Financial Disclosure Transparency and Employee Wages
53 Pages Posted: 23 Jan 2018 Last revised: 14 Oct 2019
Date Written: October 16, 2018
We test the hypothesis that less transparent financial disclosures are an undesirable firm attribute that increases the amount of information and unemployment risk that employees bear, resulting in a compensating wage differential. Using establishment-level wage data from the U.S. Census Bureau, we find evidence consistent with this hypothesis. We document that firms with less transparent disclosures pay their employees more, especially when employees own more stock in their firm, bear greater information acquisition costs, and have more influence in the wage-setting process. Our results also hold to utilizing instrumental variables and two quasi-natural experiments arising from the passage of the Sarbanes-Oxley Act as shocks to the transparency of a firm’s financial reporting environment.
Keywords: Transparency, Disclosures, Employee Wages, Management Forecasts, Readability

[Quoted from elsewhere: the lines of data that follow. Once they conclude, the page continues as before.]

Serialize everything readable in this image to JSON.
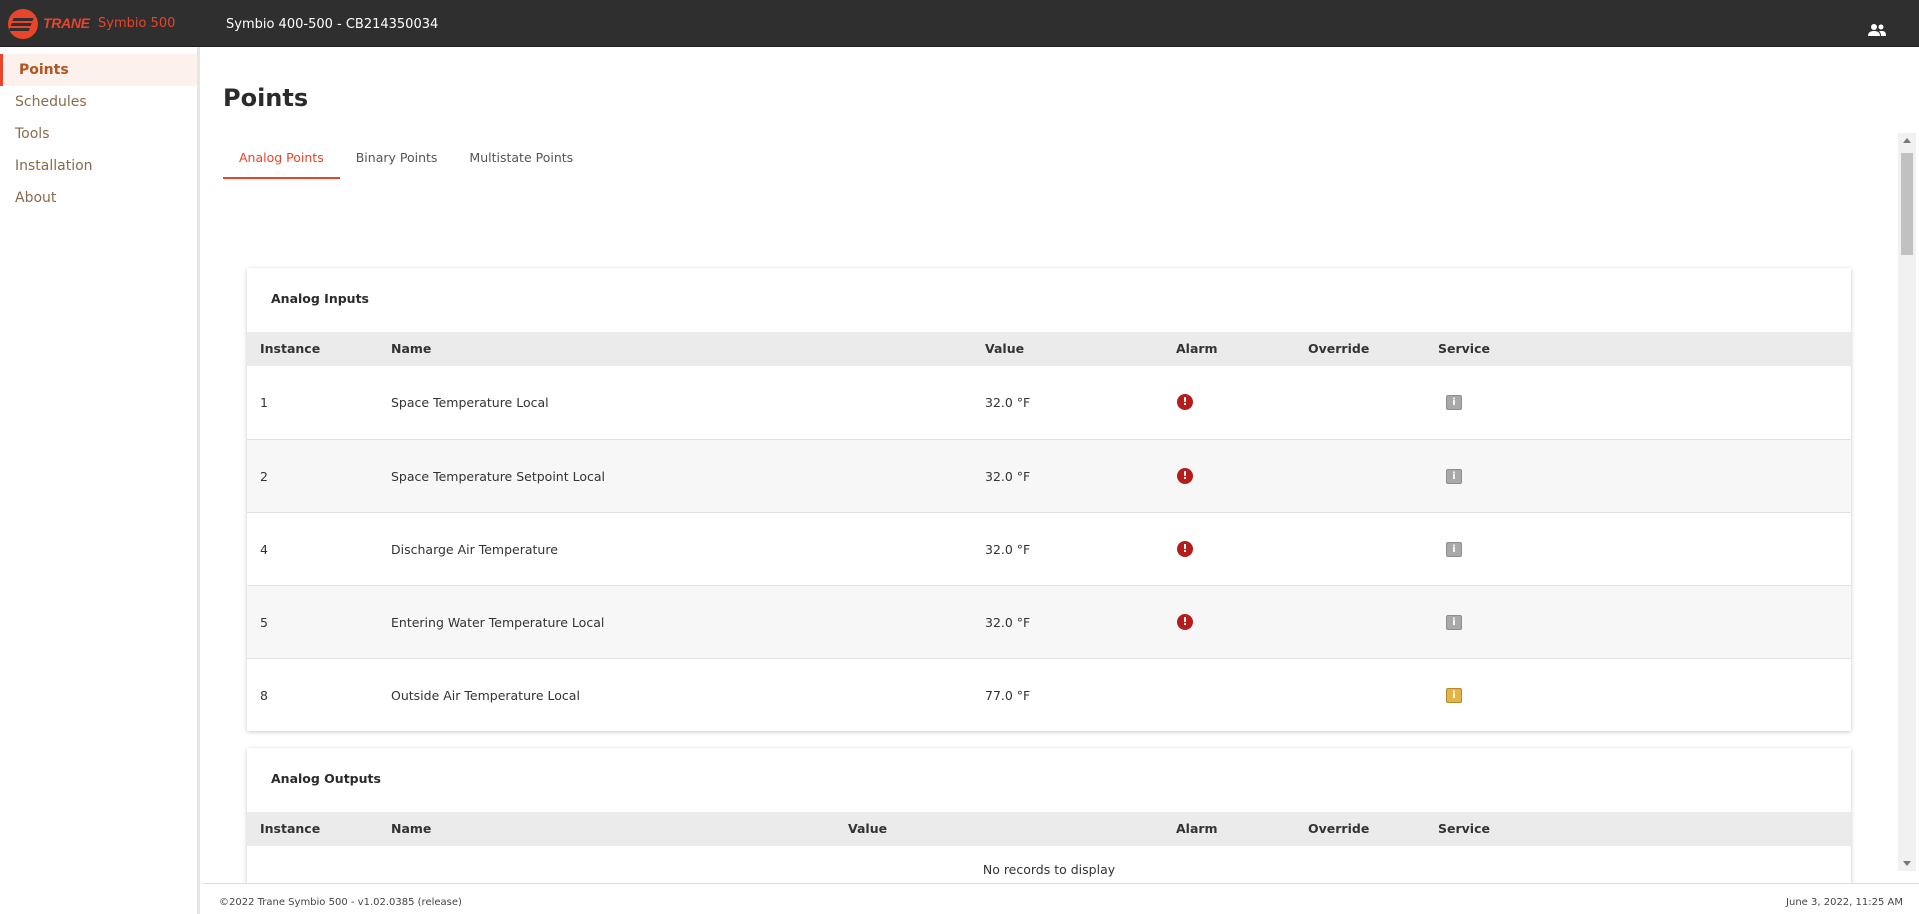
{
  "header": {
    "brand": "TRANE",
    "product": "Symbio 500",
    "device_title": "Symbio 400-500 - CB214350034",
    "user_icon": "user-group-icon"
  },
  "sidebar": {
    "items": [
      {
        "label": "Points",
        "active": true
      },
      {
        "label": "Schedules",
        "active": false
      },
      {
        "label": "Tools",
        "active": false
      },
      {
        "label": "Installation",
        "active": false
      },
      {
        "label": "About",
        "active": false
      }
    ]
  },
  "main": {
    "title": "Points",
    "tabs": [
      {
        "label": "Analog Points",
        "active": true
      },
      {
        "label": "Binary Points",
        "active": false
      },
      {
        "label": "Multistate Points",
        "active": false
      }
    ],
    "analog_inputs": {
      "title": "Analog Inputs",
      "columns": [
        "Instance",
        "Name",
        "Value",
        "Alarm",
        "Override",
        "Service"
      ],
      "rows": [
        {
          "instance": "1",
          "name": "Space Temperature Local",
          "value": "32.0 °F",
          "alarm": true,
          "override": "",
          "service": "info-gray"
        },
        {
          "instance": "2",
          "name": "Space Temperature Setpoint Local",
          "value": "32.0 °F",
          "alarm": true,
          "override": "",
          "service": "info-gray"
        },
        {
          "instance": "4",
          "name": "Discharge Air Temperature",
          "value": "32.0 °F",
          "alarm": true,
          "override": "",
          "service": "info-gray"
        },
        {
          "instance": "5",
          "name": "Entering Water Temperature Local",
          "value": "32.0 °F",
          "alarm": true,
          "override": "",
          "service": "info-gray"
        },
        {
          "instance": "8",
          "name": "Outside Air Temperature Local",
          "value": "77.0 °F",
          "alarm": false,
          "override": "",
          "service": "info-yellow"
        }
      ]
    },
    "analog_outputs": {
      "title": "Analog Outputs",
      "columns": [
        "Instance",
        "Name",
        "Value",
        "Alarm",
        "Override",
        "Service"
      ],
      "empty_text": "No records to display"
    }
  },
  "icons": {
    "alarm": "!",
    "service": "i"
  },
  "colors": {
    "accent": "#e8452a",
    "topbar": "#2f2f2f",
    "alarm": "#b51c1c",
    "service_gray": "#a9a9a9",
    "service_warn": "#e2b546"
  },
  "footer": {
    "copyright": "©2022 Trane Symbio 500 - v1.02.0385 (release)",
    "timestamp": "June 3, 2022, 11:25 AM"
  }
}
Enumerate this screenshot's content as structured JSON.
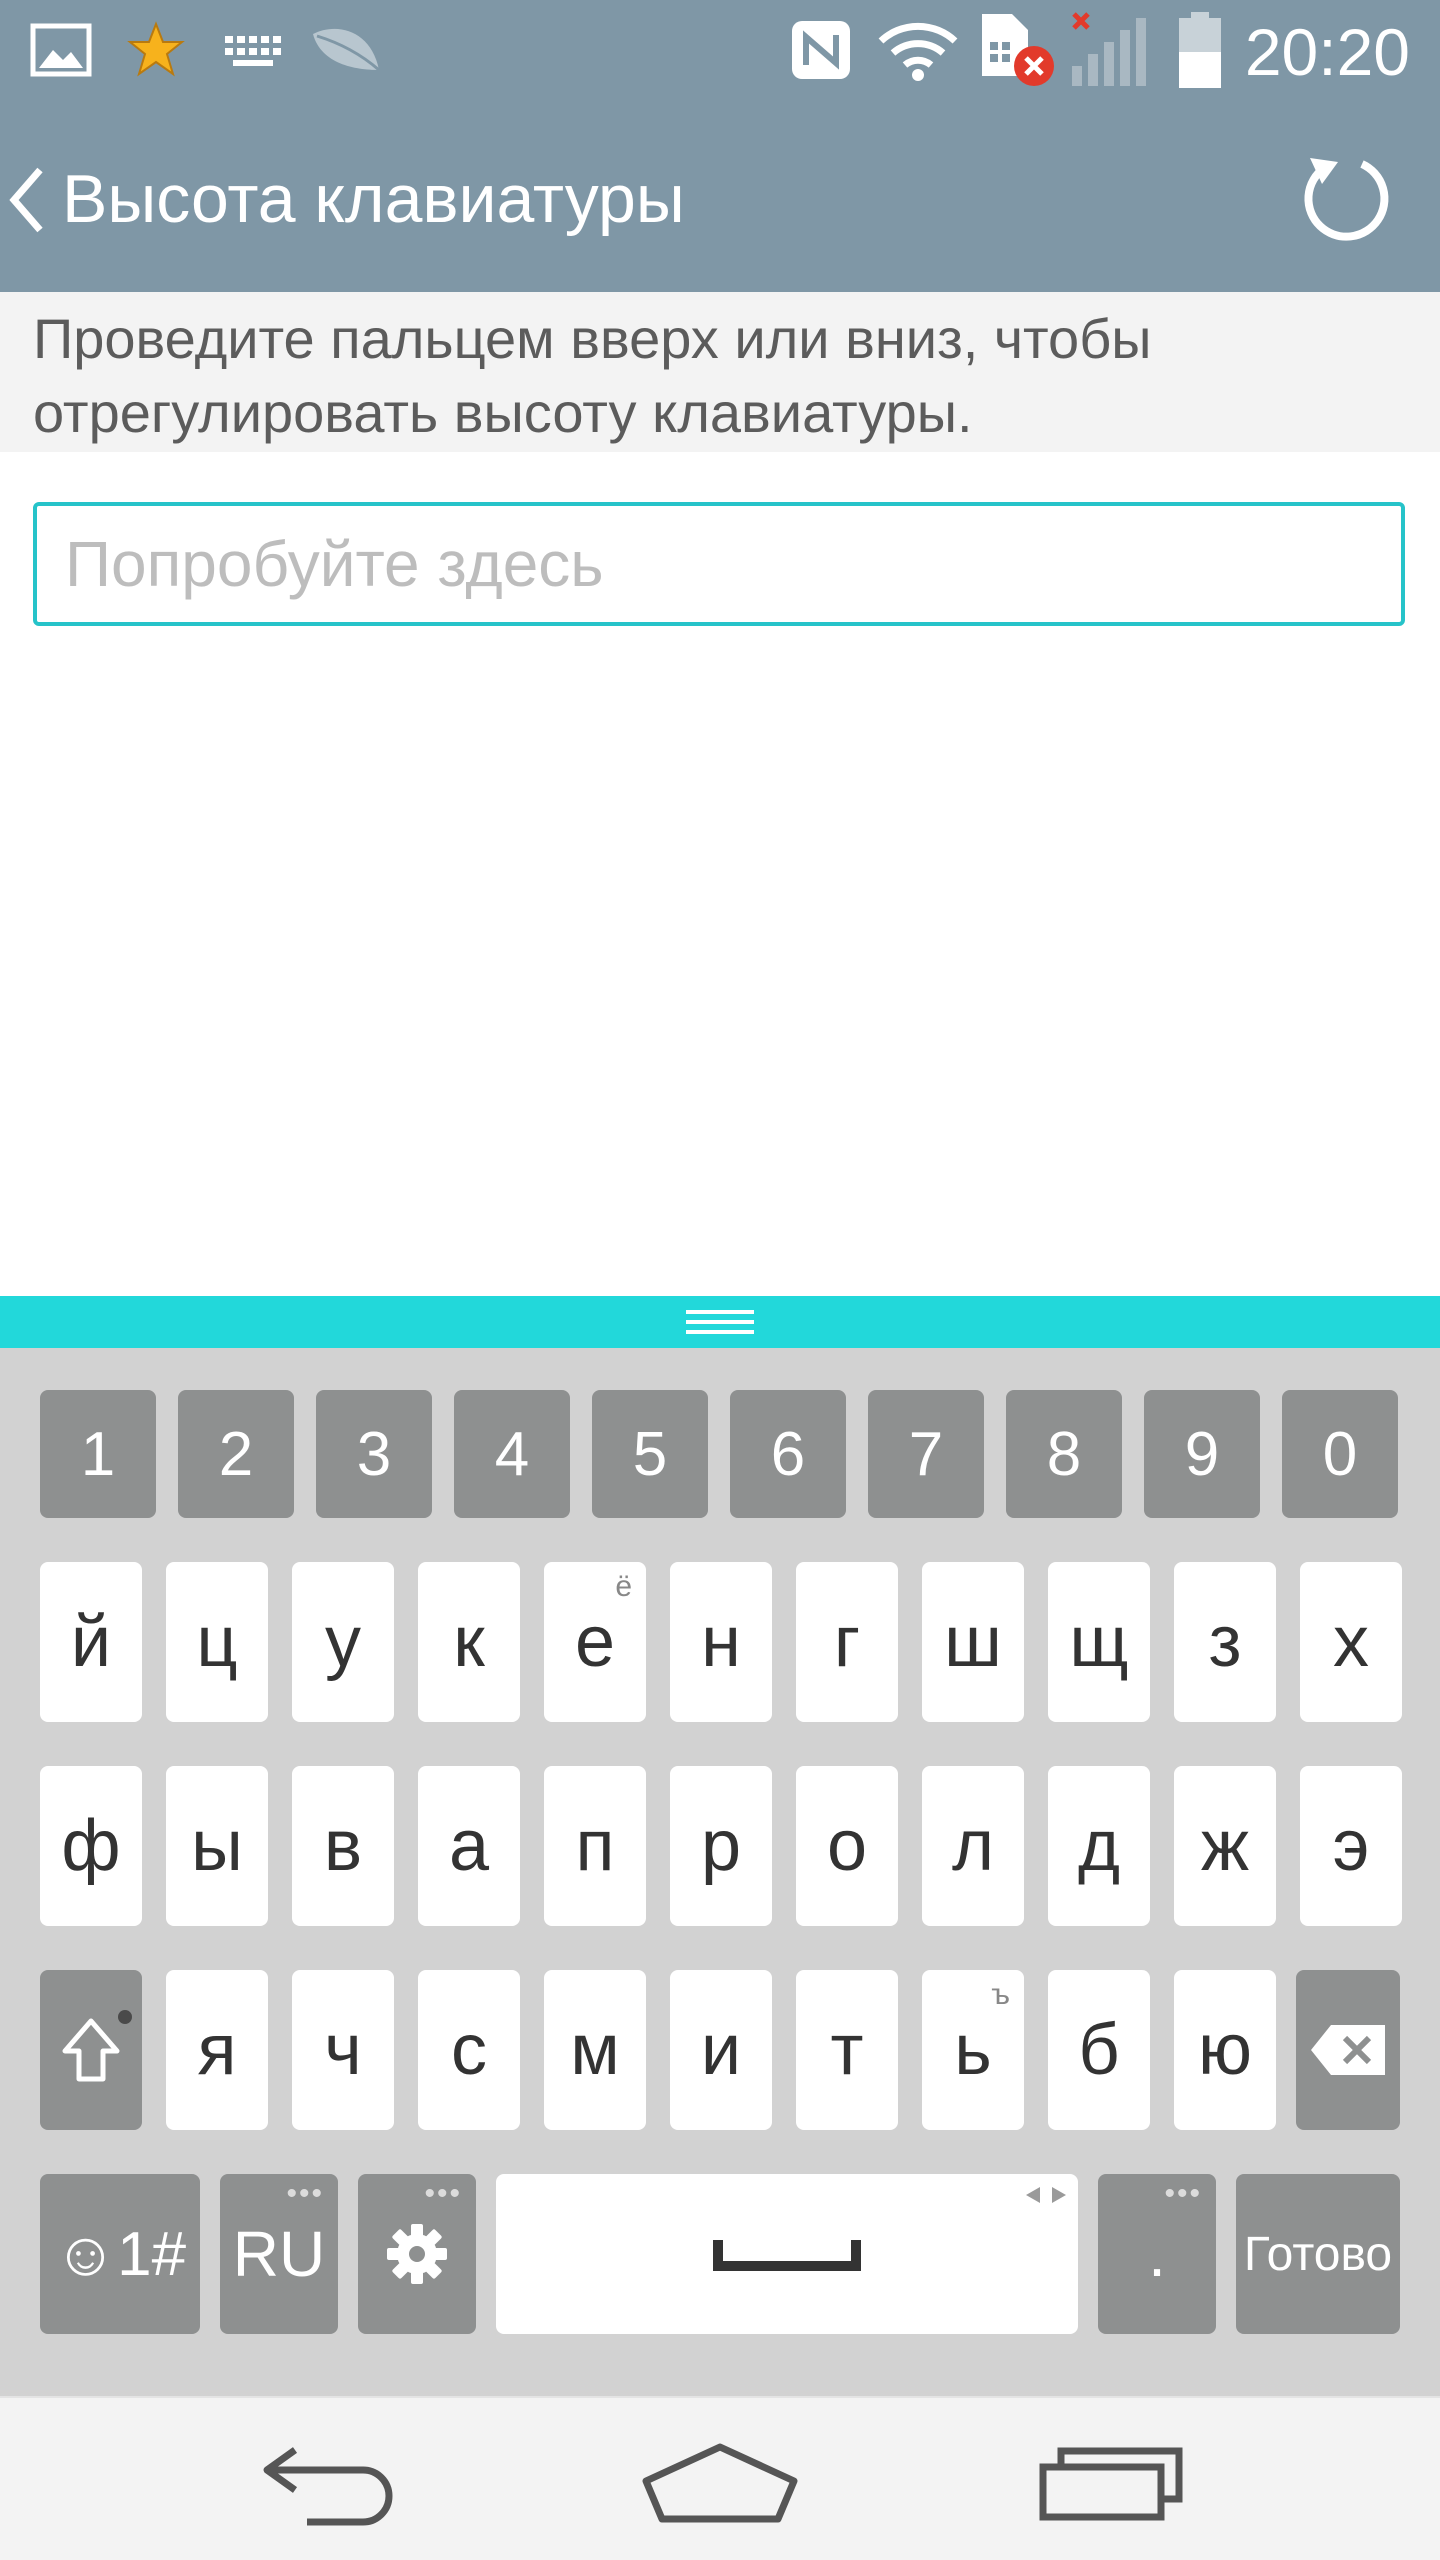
{
  "status_bar": {
    "time": "20:20",
    "icons": [
      "gallery-icon",
      "star-icon",
      "keyboard-icon",
      "leaf-icon",
      "nfc-icon",
      "wifi-icon",
      "sim-error-icon",
      "signal-no-service-icon",
      "battery-icon"
    ]
  },
  "action_bar": {
    "title": "Высота клавиатуры",
    "back_icon": "chevron-left-icon",
    "reset_icon": "reset-icon"
  },
  "instructions": {
    "line1": "Проведите пальцем вверх или вниз, чтобы",
    "line2": "отрегулировать высоту клавиатуры."
  },
  "try_input": {
    "placeholder": "Попробуйте здесь",
    "value": ""
  },
  "keyboard": {
    "accent_color": "#22d8da",
    "number_row": [
      "1",
      "2",
      "3",
      "4",
      "5",
      "6",
      "7",
      "8",
      "9",
      "0"
    ],
    "row1": [
      "й",
      "ц",
      "у",
      "к",
      "е",
      "н",
      "г",
      "ш",
      "щ",
      "з",
      "х"
    ],
    "row1_hint": "ё",
    "row2": [
      "ф",
      "ы",
      "в",
      "а",
      "п",
      "р",
      "о",
      "л",
      "д",
      "ж",
      "э"
    ],
    "row3": [
      "я",
      "ч",
      "с",
      "м",
      "и",
      "т",
      "ь",
      "б",
      "ю"
    ],
    "row3_hint": "ъ",
    "symbols_label": "☺1#",
    "language_label": "RU",
    "period_label": ".",
    "done_label": "Готово"
  },
  "nav_bar": {
    "icons": [
      "back-icon",
      "home-icon",
      "recents-icon"
    ]
  }
}
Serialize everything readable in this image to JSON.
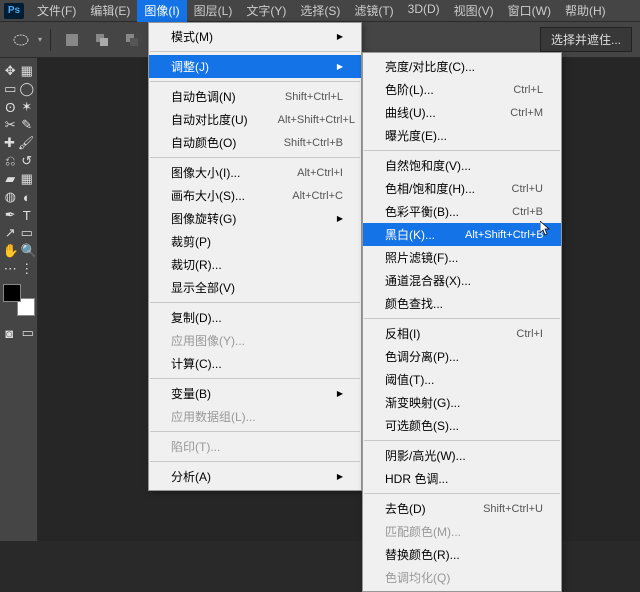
{
  "logo": "Ps",
  "menubar": [
    "文件(F)",
    "编辑(E)",
    "图像(I)",
    "图层(L)",
    "文字(Y)",
    "选择(S)",
    "滤镜(T)",
    "3D(D)",
    "视图(V)",
    "窗口(W)",
    "帮助(H)"
  ],
  "active_menu_index": 2,
  "optbar_chip": "选择并遮住...",
  "menu_image": [
    {
      "label": "模式(M)",
      "arrow": true
    },
    {
      "sep": true
    },
    {
      "label": "调整(J)",
      "arrow": true,
      "hl": true
    },
    {
      "sep": true
    },
    {
      "label": "自动色调(N)",
      "sc": "Shift+Ctrl+L"
    },
    {
      "label": "自动对比度(U)",
      "sc": "Alt+Shift+Ctrl+L"
    },
    {
      "label": "自动颜色(O)",
      "sc": "Shift+Ctrl+B"
    },
    {
      "sep": true
    },
    {
      "label": "图像大小(I)...",
      "sc": "Alt+Ctrl+I"
    },
    {
      "label": "画布大小(S)...",
      "sc": "Alt+Ctrl+C"
    },
    {
      "label": "图像旋转(G)",
      "arrow": true
    },
    {
      "label": "裁剪(P)"
    },
    {
      "label": "裁切(R)..."
    },
    {
      "label": "显示全部(V)"
    },
    {
      "sep": true
    },
    {
      "label": "复制(D)..."
    },
    {
      "label": "应用图像(Y)...",
      "disabled": true
    },
    {
      "label": "计算(C)..."
    },
    {
      "sep": true
    },
    {
      "label": "变量(B)",
      "arrow": true
    },
    {
      "label": "应用数据组(L)...",
      "disabled": true
    },
    {
      "sep": true
    },
    {
      "label": "陷印(T)...",
      "disabled": true
    },
    {
      "sep": true
    },
    {
      "label": "分析(A)",
      "arrow": true
    }
  ],
  "menu_adjust": [
    {
      "label": "亮度/对比度(C)..."
    },
    {
      "label": "色阶(L)...",
      "sc": "Ctrl+L"
    },
    {
      "label": "曲线(U)...",
      "sc": "Ctrl+M"
    },
    {
      "label": "曝光度(E)..."
    },
    {
      "sep": true
    },
    {
      "label": "自然饱和度(V)..."
    },
    {
      "label": "色相/饱和度(H)...",
      "sc": "Ctrl+U"
    },
    {
      "label": "色彩平衡(B)...",
      "sc": "Ctrl+B"
    },
    {
      "label": "黑白(K)...",
      "sc": "Alt+Shift+Ctrl+B",
      "hl": true
    },
    {
      "label": "照片滤镜(F)..."
    },
    {
      "label": "通道混合器(X)..."
    },
    {
      "label": "颜色查找..."
    },
    {
      "sep": true
    },
    {
      "label": "反相(I)",
      "sc": "Ctrl+I"
    },
    {
      "label": "色调分离(P)..."
    },
    {
      "label": "阈值(T)..."
    },
    {
      "label": "渐变映射(G)..."
    },
    {
      "label": "可选颜色(S)..."
    },
    {
      "sep": true
    },
    {
      "label": "阴影/高光(W)..."
    },
    {
      "label": "HDR 色调..."
    },
    {
      "sep": true
    },
    {
      "label": "去色(D)",
      "sc": "Shift+Ctrl+U"
    },
    {
      "label": "匹配颜色(M)...",
      "disabled": true
    },
    {
      "label": "替换颜色(R)..."
    },
    {
      "label": "色调均化(Q)",
      "disabled": true
    }
  ],
  "tools": [
    [
      "move",
      "artboard"
    ],
    [
      "lasso-rect",
      "lasso-ellipse"
    ],
    [
      "lasso",
      "magic-wand"
    ],
    [
      "crop",
      "eyedropper"
    ],
    [
      "spot-heal",
      "brush"
    ],
    [
      "clone",
      "history-brush"
    ],
    [
      "eraser",
      "gradient"
    ],
    [
      "blur",
      "dodge"
    ],
    [
      "pen",
      "type"
    ],
    [
      "path",
      "shape"
    ],
    [
      "hand",
      "zoom"
    ],
    [
      "options",
      "more"
    ]
  ]
}
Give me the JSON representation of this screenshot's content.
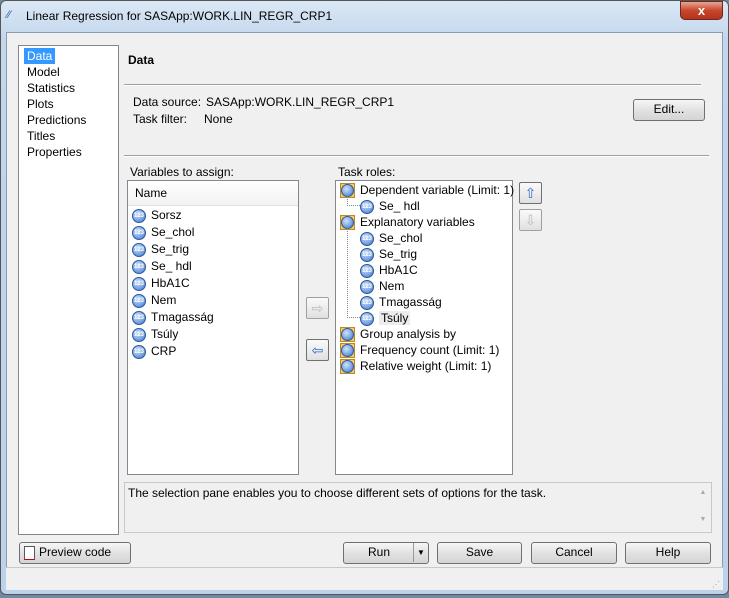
{
  "window": {
    "title": "Linear Regression for SASApp:WORK.LIN_REGR_CRP1",
    "close": "x"
  },
  "nav": {
    "items": [
      "Data",
      "Model",
      "Statistics",
      "Plots",
      "Predictions",
      "Titles",
      "Properties"
    ],
    "selected": "Data"
  },
  "page": {
    "heading": "Data",
    "data_source_label": "Data source:",
    "data_source": "SASApp:WORK.LIN_REGR_CRP1",
    "task_filter_label": "Task filter:",
    "task_filter": "None",
    "edit": "Edit..."
  },
  "variables": {
    "label": "Variables to assign:",
    "header": "Name",
    "items": [
      "Sorsz",
      "Se_chol",
      "Se_trig",
      "Se_ hdl",
      "HbA1C",
      "Nem",
      "Tmagasság",
      "Tsúly",
      "CRP"
    ]
  },
  "roles": {
    "label": "Task roles:",
    "dependent": "Dependent variable  (Limit: 1)",
    "dependent_items": [
      "Se_ hdl"
    ],
    "explanatory": "Explanatory variables",
    "explanatory_items": [
      "Se_chol",
      "Se_trig",
      "HbA1C",
      "Nem",
      "Tmagasság",
      "Tsúly"
    ],
    "group": "Group analysis by",
    "frequency": "Frequency count  (Limit: 1)",
    "weight": "Relative weight  (Limit: 1)",
    "selected": "Tsúly"
  },
  "description": "The selection pane enables you to choose different sets of options for the task.",
  "buttons": {
    "preview": "Preview code",
    "run": "Run",
    "save": "Save",
    "cancel": "Cancel",
    "help": "Help"
  },
  "icons": {
    "variable": "numeric-123-icon",
    "role": "role-icon",
    "move_right": "arrow-right-icon",
    "move_left": "arrow-left-icon",
    "up": "arrow-up-icon",
    "down": "arrow-down-icon"
  }
}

JEL Classification: M40, M41, J31
Suggested Citation: Suggested Citation